this, seeing that he was ignorant of Mrs. Veilsturm’s grudge against
Lady Errington, and did not know how eagerly she would seize this
opportunity of revenging herself on the woman who had slighted her so
scathingly. He merely chose Mrs. Veilsturm because she was beautiful,
clever, and unscrupulous, so a hint to her would be quite sufficient
to induce her to fascinate Guy by all the means in her power.

Eustace Gartney was by no means a thoroughly bad man. Indeed, he had
very good qualities, although they were, to a great extent,
neutralized by his indomitable selfishness, and therefore he suffered
several qualms of conscience over the dishonourable scheme he had in
hand.

His intense egotism and love of gratifying self, however, came to his
aid, and he argued himself into a satisfactory frame of mind by Heaven
only knows what sophistry.

“She doesn’t care a bit about her husband,” he reflected, pacing the
room with measured strides, “she never did care about him, and it’s a
pity to see a clever woman like that tied to an unsympathetic log.
With me, her life will be much happier than with him, and after he
gets a divorce I will marry her, and we will live abroad, where there
will be no narrow-minded bigots to scoff at what they will call her
false step. I’ll do it, at whatever cost! My life will be a blank
without her, and she will be unhappy with Guy, so it will be far the
best for both of us to come together, even at the cost of a public
scandal.
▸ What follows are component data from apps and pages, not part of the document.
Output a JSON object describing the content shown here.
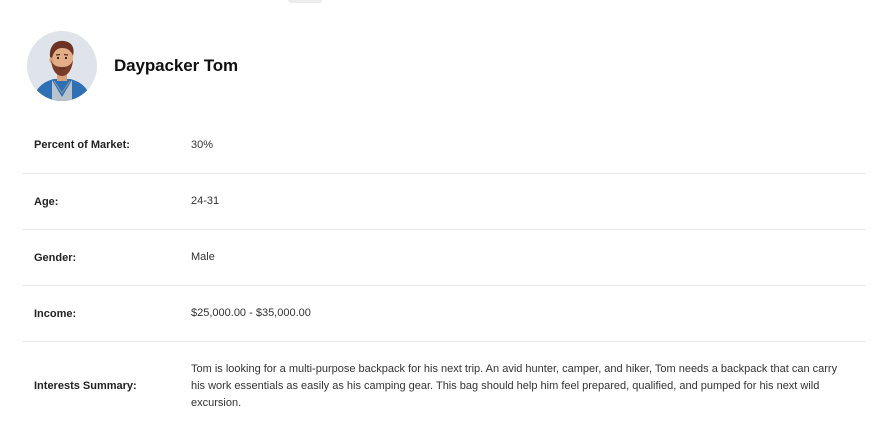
{
  "persona": {
    "name": "Daypacker Tom",
    "avatar_icon": "man-with-beard-avatar"
  },
  "details": [
    {
      "label": "Percent of Market:",
      "value": "30%"
    },
    {
      "label": "Age:",
      "value": "24-31"
    },
    {
      "label": "Gender:",
      "value": "Male"
    },
    {
      "label": "Income:",
      "value": "$25,000.00 - $35,000.00"
    },
    {
      "label": "Interests Summary:",
      "value": "Tom is looking for a multi-purpose backpack for his next trip. An avid hunter, camper, and hiker, Tom needs a backpack that can carry his work essentials as easily as his camping gear. This bag should help him feel prepared, qualified, and pumped for his next wild excursion."
    }
  ]
}
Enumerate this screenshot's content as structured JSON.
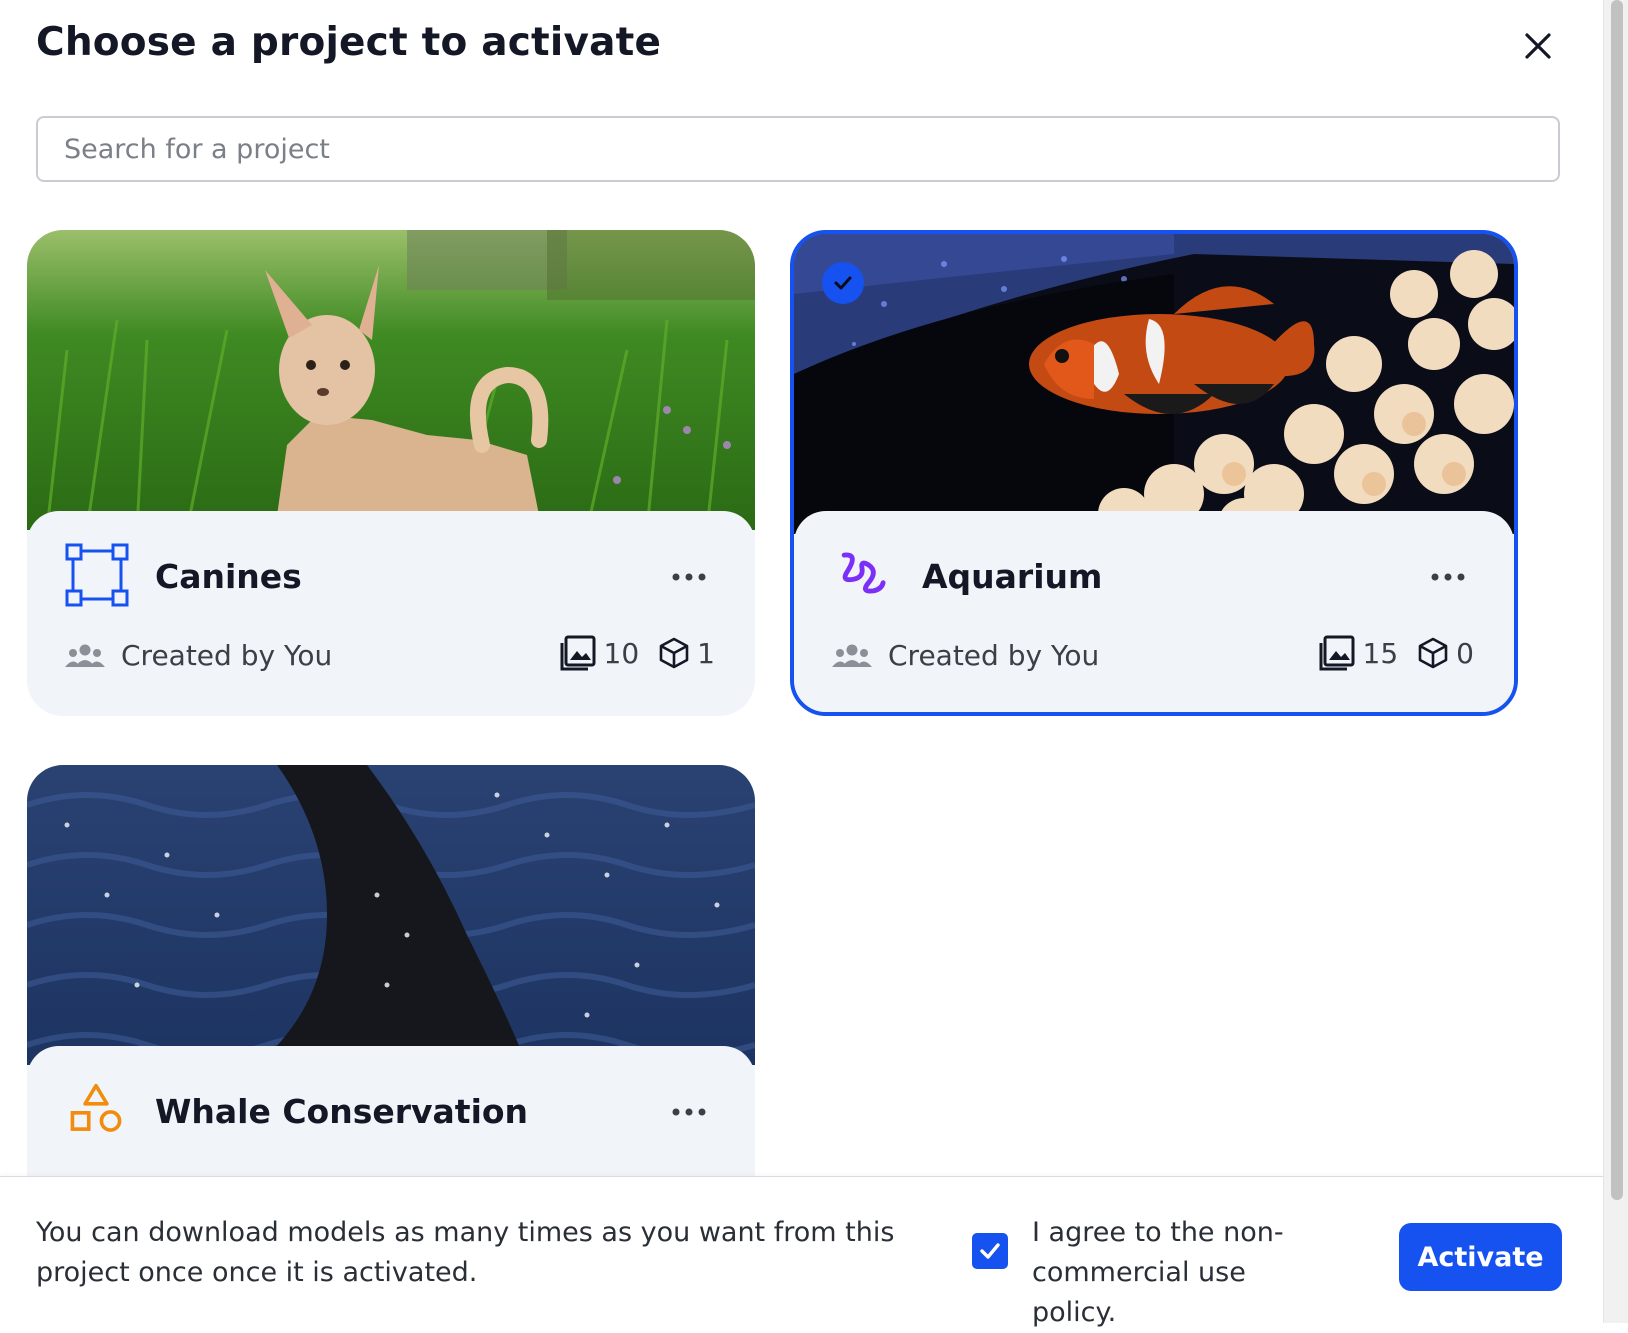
{
  "dialog": {
    "title": "Choose a project to activate",
    "close_icon": "close-icon"
  },
  "search": {
    "placeholder": "Search for a project",
    "value": ""
  },
  "projects": [
    {
      "name": "Canines",
      "icon": "bounding-box-icon",
      "icon_color": "#1652f0",
      "image": "chihuahua standing in grass",
      "creator": "Created by You",
      "image_count": "10",
      "model_count": "1",
      "selected": false
    },
    {
      "name": "Aquarium",
      "icon": "squiggle-icon",
      "icon_color": "#7b2ff7",
      "image": "clownfish near anemone",
      "creator": "Created by You",
      "image_count": "15",
      "model_count": "0",
      "selected": true
    },
    {
      "name": "Whale Conservation",
      "icon": "shapes-icon",
      "icon_color": "#f28c0f",
      "image": "orca dorsal fin in ocean",
      "creator": "",
      "image_count": "",
      "model_count": "",
      "selected": false
    }
  ],
  "footer": {
    "note": "You can download models as many times as you want from this project once once it is activated.",
    "agree_checked": true,
    "agree_text": "I agree to the non-commercial use policy.",
    "activate_label": "Activate"
  },
  "colors": {
    "accent": "#1652f0",
    "card_bg": "#f1f4f8",
    "text": "#141826"
  }
}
I’m sorry for Guy, but the one must suffer for the many, and
I daresay in after years he will thank me for taking from him a wife
from whom, even now, after less than two years of married life, he is
estranged.”

So Eustace, sophist as he was, argued in favour of his dishonourable
passion, and would have even succeeded in persuading himself that he
was a much-injured person by having to undergo such trouble, but for a
certain uneasy feeling that he ruthlessly crushed down.

Having settled his plans to his own satisfaction, Eustace had another
smoke, then going to the window, drew aside the curtains and looked
forth into the black night.

The wind was rising and whistled shrilly round the house, lashing
the dark waves into lines of seething white foam which glimmered
ghost-like through the gloom, while overhead the thin filmy clouds
raced across the sky over the face of the haggard-looking moon. He
could hear the thunder of the surge on the distant beach, the wind
muttering drearily among the trees, and casting his eyes overhead he
saw the pallid moonlight streaming in ghastly radiance through the
ragged clouds.

Dropping the curtain with a sigh, he sauntered across to the piano,
and began to improvise a weird fantasy in keeping with the feelings
aroused by the wild scene without. The roll of the sea, the wuthering
of the wind, and the rustle of the reeds were all transmuted into
strange harmonies under the touch of his skilful fingers, and stealing
out at intervals from amid the tempest of sound, stole a strange,
sobbing strain, fitful and wayward as the breeze, as if some malicious
demon were piping heart-stealing love-songs to the sky, and the night,
and the lonely marsh.

He remained some time at the piano, following his changeful fancies,
but when the clock struck nine he closed the instrument, and had one
final pipe before going to bed. As he sat in front of the fire,
looking into the heart of the burning coals, he went over again in his
own mind the details of the scheme by which he hoped to secure his
cousin’s wife to himself.

“Yes,” he said aloud in the silence of the room, “it is all right!
There is no flaw!”

There was a flaw, however, and one which, in his blind egotism and
complacent selfishness, he entirely overlooked, and that was the love
of the mother for her child.